▶ EXERCISE BRIEF
Find the lines of the listing that contain the string "JSON", and return them.
Start of DATA
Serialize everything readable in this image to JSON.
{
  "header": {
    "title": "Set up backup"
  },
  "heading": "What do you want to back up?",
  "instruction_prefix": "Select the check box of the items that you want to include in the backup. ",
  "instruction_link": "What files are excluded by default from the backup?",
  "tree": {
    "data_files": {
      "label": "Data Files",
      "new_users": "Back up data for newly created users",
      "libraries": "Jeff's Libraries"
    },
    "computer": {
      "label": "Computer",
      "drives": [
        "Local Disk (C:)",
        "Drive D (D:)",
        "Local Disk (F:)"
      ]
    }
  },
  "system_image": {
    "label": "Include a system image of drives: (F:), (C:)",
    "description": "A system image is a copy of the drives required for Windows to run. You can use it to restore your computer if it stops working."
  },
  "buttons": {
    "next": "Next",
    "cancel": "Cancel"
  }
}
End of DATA
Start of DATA
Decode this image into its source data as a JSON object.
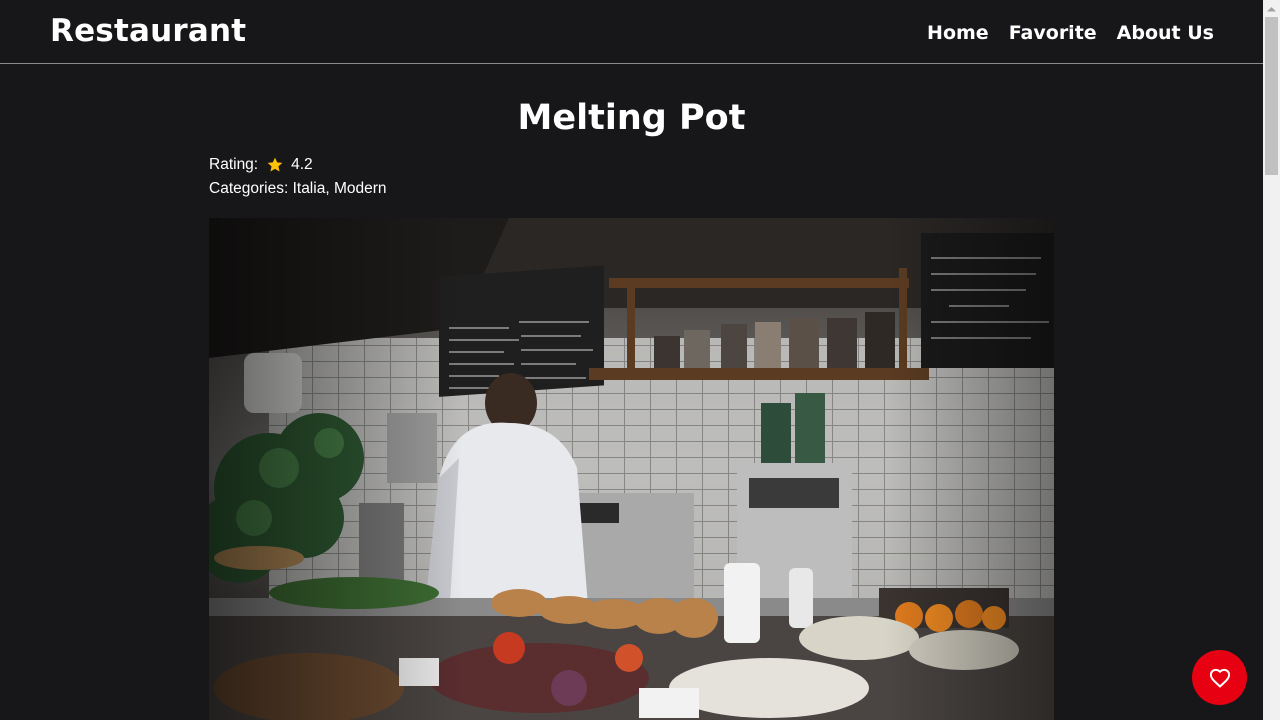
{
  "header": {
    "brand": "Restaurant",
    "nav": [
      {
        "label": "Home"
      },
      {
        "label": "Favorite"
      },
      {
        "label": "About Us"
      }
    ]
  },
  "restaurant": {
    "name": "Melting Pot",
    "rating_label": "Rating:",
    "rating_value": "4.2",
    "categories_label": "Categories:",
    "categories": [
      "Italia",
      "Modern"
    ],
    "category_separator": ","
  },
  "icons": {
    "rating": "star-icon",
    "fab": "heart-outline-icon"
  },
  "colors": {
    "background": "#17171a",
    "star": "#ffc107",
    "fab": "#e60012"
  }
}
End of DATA
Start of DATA
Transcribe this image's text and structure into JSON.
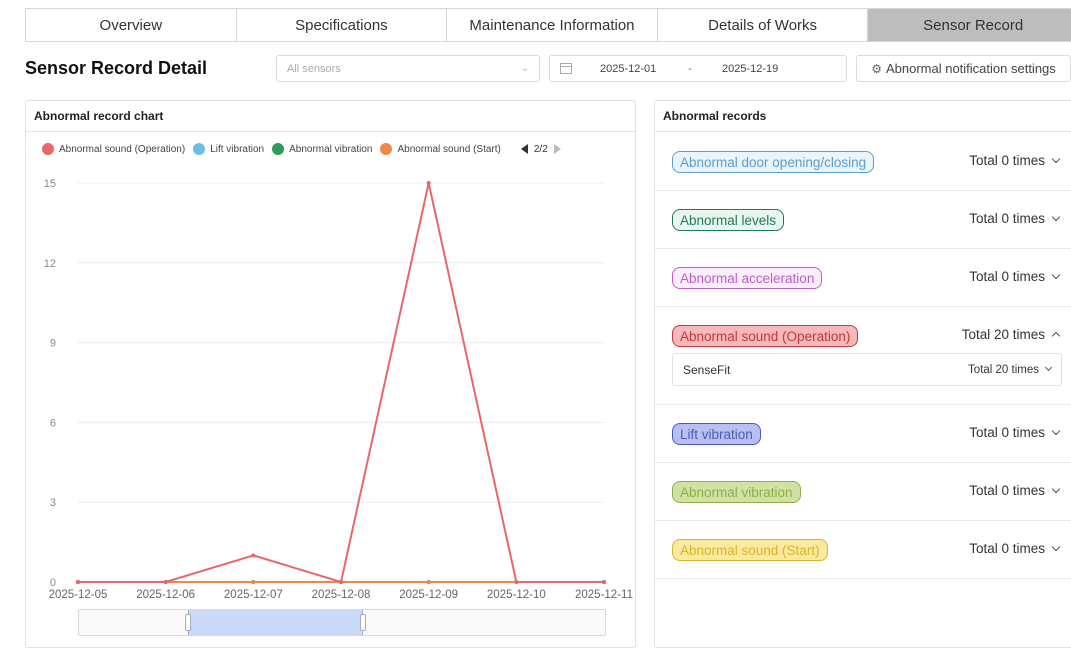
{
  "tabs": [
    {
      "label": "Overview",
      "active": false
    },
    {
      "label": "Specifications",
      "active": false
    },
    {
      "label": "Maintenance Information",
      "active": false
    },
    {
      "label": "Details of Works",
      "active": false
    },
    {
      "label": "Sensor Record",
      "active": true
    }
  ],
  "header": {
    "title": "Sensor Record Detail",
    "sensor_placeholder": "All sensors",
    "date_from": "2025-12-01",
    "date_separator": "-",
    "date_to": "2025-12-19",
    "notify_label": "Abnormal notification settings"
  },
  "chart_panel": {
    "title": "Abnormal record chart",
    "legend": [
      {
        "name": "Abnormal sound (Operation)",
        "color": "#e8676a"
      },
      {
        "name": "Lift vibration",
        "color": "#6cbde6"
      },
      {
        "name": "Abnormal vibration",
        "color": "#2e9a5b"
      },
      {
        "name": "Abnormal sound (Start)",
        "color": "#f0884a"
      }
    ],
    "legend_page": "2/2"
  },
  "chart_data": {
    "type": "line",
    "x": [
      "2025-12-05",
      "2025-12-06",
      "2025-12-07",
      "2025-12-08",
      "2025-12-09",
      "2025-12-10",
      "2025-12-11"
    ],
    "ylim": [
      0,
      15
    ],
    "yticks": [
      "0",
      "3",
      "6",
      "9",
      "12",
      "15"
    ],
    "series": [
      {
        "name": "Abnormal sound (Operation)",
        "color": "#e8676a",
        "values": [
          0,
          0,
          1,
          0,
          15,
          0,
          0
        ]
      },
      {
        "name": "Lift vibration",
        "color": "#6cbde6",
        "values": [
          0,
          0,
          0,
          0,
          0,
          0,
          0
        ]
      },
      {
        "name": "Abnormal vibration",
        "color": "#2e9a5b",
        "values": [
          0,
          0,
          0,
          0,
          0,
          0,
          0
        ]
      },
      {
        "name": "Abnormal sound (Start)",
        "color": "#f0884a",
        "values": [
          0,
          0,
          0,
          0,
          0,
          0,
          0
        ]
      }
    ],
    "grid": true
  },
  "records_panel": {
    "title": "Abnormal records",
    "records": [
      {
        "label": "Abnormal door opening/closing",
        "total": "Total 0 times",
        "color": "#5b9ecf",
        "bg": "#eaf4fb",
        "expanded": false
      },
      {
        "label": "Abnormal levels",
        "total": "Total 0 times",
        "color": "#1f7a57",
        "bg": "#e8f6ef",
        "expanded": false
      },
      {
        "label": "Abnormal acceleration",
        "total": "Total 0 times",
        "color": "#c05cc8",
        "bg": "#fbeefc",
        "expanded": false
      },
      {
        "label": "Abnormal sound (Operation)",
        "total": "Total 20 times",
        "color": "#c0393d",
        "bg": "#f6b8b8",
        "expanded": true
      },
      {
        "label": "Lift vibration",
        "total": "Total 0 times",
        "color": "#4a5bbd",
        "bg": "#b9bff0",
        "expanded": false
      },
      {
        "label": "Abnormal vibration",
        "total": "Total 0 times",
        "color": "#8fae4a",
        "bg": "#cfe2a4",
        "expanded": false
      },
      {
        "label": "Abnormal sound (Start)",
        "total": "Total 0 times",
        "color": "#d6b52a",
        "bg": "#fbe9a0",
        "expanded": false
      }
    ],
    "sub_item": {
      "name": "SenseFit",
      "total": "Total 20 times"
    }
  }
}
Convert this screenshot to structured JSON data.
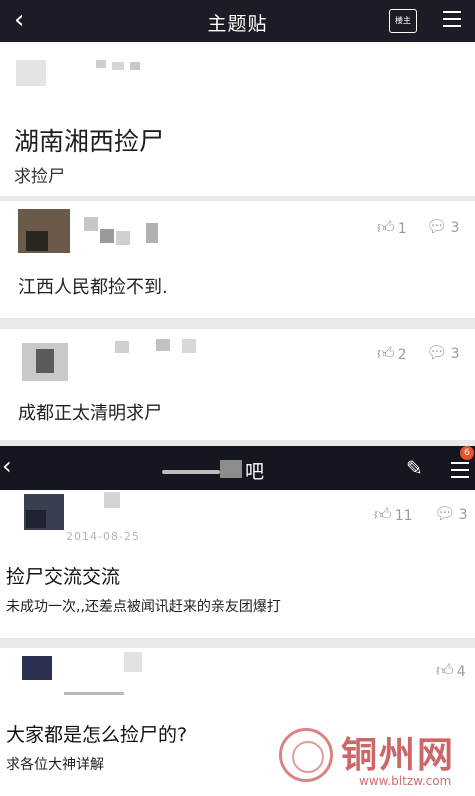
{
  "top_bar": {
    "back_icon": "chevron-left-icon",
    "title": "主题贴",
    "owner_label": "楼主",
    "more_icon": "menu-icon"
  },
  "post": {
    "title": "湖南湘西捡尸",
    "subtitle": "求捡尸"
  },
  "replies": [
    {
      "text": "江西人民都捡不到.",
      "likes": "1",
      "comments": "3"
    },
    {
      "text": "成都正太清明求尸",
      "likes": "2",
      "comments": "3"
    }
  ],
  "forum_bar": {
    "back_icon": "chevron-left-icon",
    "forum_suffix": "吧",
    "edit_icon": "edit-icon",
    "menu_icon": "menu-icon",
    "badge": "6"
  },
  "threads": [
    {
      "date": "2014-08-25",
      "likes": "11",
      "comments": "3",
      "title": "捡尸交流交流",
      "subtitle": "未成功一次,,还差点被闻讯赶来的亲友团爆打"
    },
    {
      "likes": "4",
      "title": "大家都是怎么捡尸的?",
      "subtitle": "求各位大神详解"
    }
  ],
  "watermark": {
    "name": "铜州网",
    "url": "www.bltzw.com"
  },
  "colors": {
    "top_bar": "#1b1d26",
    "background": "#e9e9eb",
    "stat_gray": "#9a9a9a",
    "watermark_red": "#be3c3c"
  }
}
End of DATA
▶ WRITTEN ANSWER
Serialize everything readable in this image to JSON.
Decode this image into its source data as a JSON object.
Transcribe this image's text and structure into JSON.
Convert this screenshot to structured JSON data.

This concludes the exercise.